→ **What the task requires**
Only lines containing the string "theme" belong in the answer; copy all of them from the entries.

___ Material shown ___

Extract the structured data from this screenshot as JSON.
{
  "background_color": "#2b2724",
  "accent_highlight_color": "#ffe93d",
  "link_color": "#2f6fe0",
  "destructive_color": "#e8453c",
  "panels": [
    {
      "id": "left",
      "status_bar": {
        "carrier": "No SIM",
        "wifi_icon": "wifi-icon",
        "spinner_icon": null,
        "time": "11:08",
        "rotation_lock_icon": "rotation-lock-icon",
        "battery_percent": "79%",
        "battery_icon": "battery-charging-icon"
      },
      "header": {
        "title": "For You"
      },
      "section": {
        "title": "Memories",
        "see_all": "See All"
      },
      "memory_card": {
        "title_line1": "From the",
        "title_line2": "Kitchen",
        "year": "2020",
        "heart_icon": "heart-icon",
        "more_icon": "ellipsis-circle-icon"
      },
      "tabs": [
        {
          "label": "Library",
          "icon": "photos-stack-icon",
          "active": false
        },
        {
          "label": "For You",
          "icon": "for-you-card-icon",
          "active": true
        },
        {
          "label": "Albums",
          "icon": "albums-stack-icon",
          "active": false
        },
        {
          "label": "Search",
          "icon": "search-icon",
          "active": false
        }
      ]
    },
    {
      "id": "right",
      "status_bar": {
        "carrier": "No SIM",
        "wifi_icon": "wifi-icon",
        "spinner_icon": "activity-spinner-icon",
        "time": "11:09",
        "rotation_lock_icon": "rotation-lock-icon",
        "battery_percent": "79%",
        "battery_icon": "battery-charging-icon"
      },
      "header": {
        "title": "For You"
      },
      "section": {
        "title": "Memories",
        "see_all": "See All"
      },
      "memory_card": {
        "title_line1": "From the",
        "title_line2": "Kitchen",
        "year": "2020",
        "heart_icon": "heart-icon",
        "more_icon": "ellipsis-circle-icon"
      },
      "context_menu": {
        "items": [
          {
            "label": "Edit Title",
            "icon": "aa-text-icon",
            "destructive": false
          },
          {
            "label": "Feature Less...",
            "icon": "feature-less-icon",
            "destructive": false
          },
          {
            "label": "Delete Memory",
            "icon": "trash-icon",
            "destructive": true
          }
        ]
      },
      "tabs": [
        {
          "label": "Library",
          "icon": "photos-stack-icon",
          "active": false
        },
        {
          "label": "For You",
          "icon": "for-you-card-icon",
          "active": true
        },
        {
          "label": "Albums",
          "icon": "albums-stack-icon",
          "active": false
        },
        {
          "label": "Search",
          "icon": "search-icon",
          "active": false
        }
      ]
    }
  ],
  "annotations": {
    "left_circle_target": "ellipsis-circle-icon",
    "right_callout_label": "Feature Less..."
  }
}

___
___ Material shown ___

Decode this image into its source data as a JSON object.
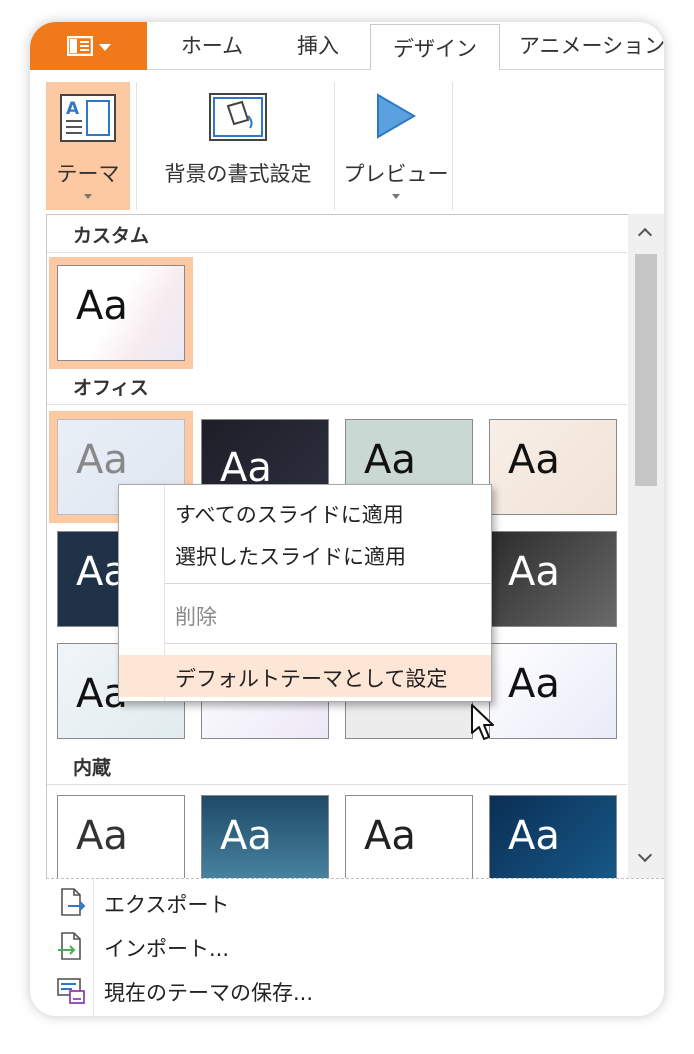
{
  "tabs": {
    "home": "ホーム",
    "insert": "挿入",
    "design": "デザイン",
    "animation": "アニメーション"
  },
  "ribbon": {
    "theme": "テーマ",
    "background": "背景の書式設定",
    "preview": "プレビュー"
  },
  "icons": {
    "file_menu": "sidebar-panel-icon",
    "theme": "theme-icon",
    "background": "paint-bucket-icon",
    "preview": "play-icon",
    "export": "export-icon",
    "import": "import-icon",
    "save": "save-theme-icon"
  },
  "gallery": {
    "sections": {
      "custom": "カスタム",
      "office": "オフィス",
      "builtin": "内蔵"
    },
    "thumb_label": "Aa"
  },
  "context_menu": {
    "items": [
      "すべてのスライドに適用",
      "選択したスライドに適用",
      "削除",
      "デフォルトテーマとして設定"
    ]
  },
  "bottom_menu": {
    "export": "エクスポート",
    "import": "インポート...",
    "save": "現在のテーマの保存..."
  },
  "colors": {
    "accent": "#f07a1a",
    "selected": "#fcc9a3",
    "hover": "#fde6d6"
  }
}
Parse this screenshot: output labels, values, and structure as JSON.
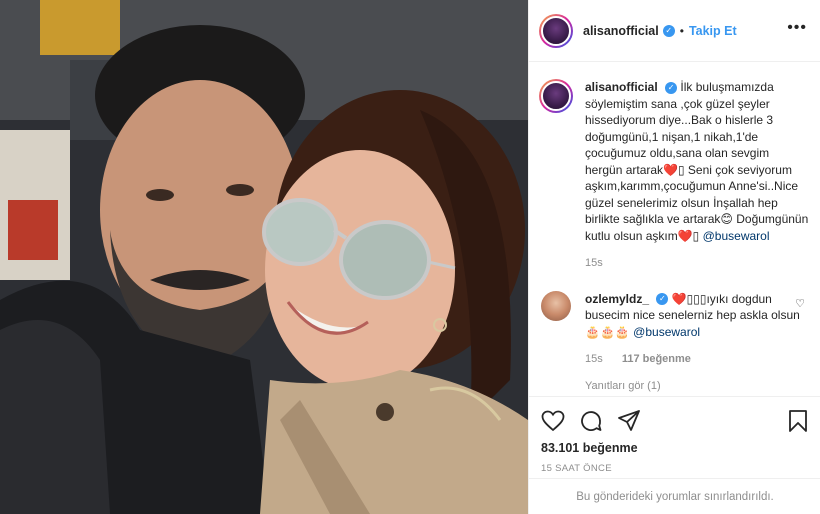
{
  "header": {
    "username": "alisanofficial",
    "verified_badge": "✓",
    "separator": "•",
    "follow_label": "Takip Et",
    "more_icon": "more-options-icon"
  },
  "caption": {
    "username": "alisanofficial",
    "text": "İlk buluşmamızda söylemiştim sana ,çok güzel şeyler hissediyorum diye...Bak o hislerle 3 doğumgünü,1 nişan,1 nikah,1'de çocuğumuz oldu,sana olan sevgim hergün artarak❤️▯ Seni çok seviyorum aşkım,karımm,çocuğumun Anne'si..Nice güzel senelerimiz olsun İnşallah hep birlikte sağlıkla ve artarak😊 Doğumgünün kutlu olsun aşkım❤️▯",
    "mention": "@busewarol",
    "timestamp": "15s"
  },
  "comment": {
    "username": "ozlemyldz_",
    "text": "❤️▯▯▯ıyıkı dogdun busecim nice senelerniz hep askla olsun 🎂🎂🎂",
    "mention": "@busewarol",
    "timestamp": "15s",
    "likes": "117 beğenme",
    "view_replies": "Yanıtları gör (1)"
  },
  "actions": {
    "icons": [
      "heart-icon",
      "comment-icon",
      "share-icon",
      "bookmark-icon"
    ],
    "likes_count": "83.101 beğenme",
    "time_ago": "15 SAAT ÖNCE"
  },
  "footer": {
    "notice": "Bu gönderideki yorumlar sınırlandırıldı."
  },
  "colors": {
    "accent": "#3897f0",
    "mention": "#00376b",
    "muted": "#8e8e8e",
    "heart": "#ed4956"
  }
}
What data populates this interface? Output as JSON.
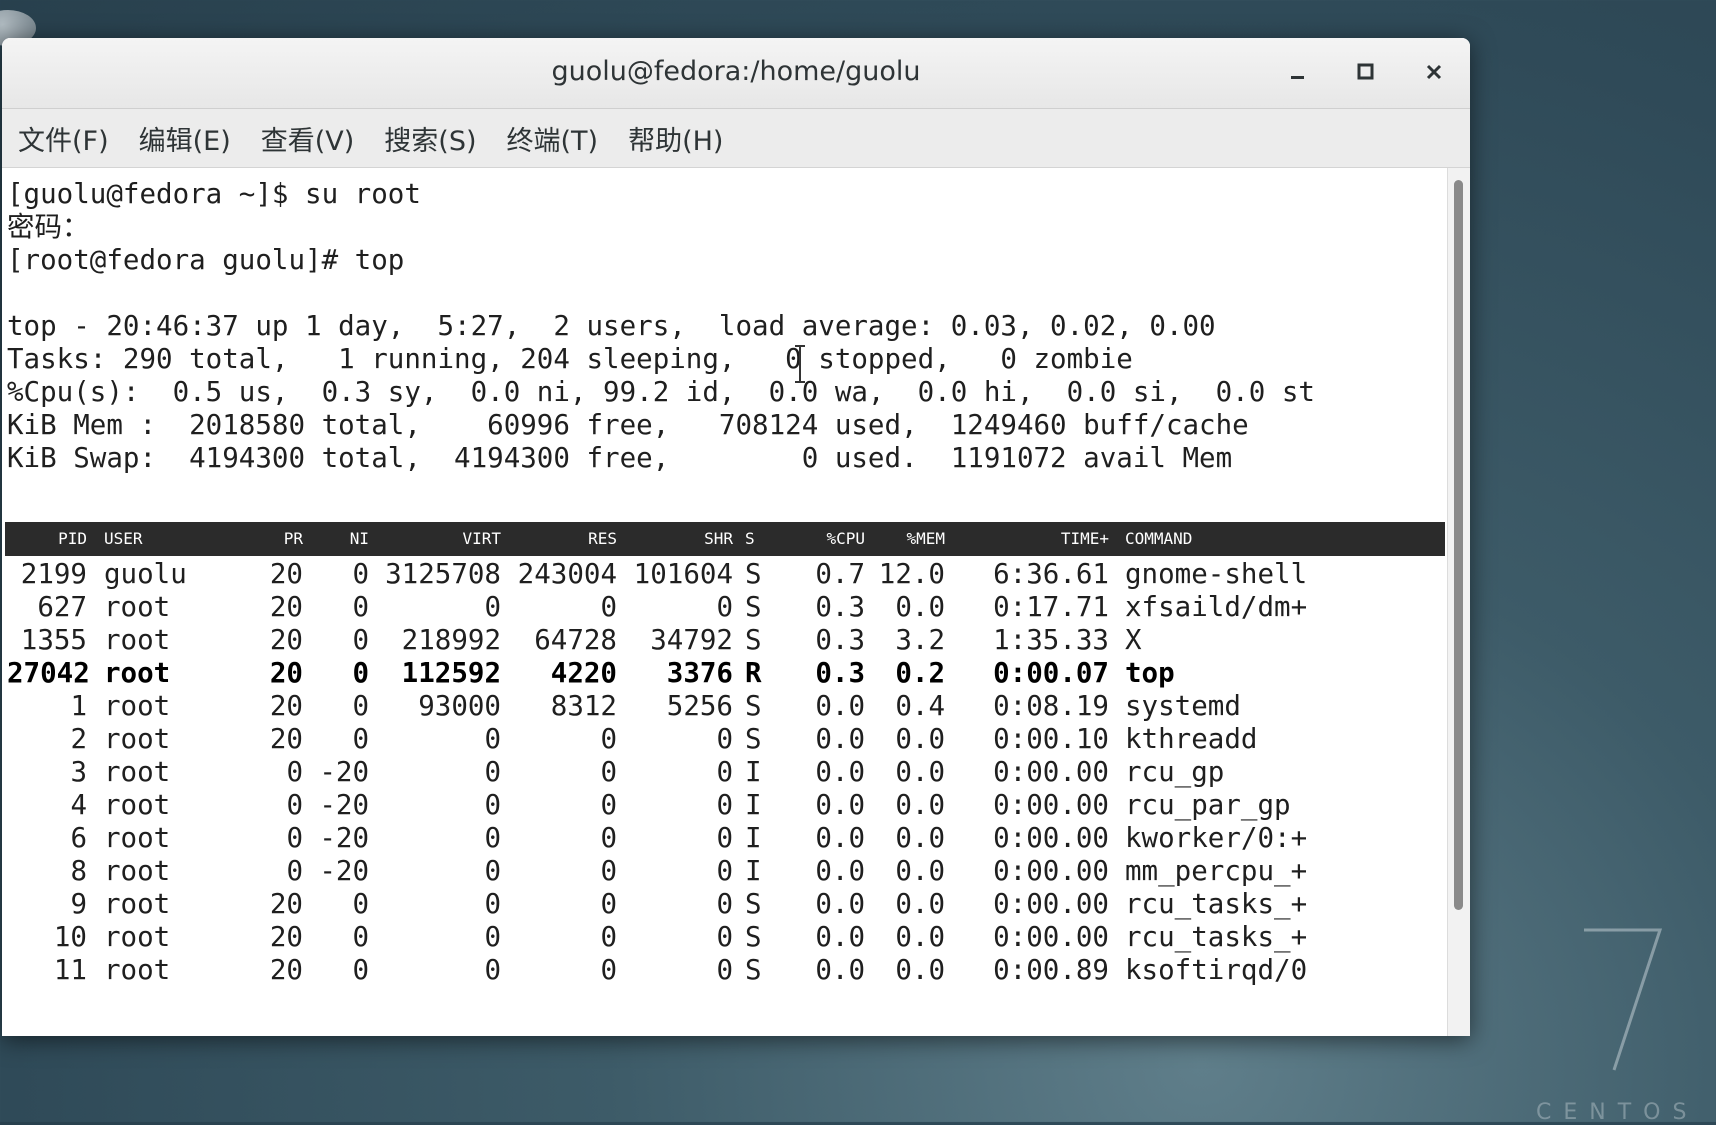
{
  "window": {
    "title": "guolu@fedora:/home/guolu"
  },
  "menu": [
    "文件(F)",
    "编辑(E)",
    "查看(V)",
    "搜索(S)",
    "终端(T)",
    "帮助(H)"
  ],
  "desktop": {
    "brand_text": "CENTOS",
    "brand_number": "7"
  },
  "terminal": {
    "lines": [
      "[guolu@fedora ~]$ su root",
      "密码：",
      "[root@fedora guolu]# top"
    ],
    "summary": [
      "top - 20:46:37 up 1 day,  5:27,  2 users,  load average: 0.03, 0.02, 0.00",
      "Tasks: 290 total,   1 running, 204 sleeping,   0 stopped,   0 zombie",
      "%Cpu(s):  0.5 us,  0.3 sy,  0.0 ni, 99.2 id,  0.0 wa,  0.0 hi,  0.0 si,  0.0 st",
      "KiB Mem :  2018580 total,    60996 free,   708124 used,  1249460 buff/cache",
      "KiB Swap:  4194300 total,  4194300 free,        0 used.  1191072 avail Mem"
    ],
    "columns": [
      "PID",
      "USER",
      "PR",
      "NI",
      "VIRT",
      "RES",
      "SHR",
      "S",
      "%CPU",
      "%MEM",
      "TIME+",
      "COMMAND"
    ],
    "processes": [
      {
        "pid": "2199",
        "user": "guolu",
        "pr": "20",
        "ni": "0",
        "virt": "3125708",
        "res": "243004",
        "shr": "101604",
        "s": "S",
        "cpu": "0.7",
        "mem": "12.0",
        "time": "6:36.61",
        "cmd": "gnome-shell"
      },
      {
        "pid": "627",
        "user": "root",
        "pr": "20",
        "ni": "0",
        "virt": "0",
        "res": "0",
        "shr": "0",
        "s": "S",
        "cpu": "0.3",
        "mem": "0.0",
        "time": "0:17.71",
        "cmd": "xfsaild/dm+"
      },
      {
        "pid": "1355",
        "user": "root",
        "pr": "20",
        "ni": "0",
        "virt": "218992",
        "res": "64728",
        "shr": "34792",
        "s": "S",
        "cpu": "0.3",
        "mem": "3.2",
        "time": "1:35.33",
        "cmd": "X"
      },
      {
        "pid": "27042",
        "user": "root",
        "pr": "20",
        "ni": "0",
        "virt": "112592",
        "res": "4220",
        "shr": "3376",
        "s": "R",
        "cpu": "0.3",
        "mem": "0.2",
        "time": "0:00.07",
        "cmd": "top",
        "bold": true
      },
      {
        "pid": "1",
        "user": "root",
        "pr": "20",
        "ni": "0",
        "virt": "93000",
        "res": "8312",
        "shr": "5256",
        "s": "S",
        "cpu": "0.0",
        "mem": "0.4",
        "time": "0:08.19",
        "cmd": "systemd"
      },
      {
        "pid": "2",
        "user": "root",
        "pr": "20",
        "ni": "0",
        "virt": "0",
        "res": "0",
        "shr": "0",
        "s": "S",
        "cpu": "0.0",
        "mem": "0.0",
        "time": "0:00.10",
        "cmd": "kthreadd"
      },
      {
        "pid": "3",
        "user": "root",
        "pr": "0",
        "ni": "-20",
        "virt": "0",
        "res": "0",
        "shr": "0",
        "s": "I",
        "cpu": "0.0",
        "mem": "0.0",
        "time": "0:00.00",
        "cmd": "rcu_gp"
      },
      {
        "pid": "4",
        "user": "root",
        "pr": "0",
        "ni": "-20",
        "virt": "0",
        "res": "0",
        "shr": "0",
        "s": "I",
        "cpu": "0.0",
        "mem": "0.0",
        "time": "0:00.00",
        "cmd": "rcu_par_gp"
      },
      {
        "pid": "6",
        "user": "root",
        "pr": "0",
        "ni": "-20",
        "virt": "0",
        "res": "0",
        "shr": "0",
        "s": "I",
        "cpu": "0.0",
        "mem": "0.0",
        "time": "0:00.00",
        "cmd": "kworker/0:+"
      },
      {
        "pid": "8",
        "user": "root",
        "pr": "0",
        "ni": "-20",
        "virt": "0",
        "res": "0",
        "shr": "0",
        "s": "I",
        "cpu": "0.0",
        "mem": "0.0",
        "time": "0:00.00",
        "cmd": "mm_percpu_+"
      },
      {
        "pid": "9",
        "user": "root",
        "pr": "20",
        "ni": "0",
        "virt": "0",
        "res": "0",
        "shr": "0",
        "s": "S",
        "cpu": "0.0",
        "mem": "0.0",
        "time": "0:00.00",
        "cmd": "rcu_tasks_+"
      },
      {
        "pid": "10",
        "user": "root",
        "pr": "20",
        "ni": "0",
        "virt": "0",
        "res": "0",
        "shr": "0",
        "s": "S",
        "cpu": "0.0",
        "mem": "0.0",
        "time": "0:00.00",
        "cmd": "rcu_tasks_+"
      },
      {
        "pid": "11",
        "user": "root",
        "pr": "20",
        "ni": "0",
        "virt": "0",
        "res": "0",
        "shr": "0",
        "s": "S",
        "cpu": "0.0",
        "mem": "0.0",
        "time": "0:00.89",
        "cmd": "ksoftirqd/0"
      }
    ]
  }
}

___

→ **Result of this exercise**
    "theme": "テーマ",
    "theme": "theme-icon",
    "save": "save-theme-icon"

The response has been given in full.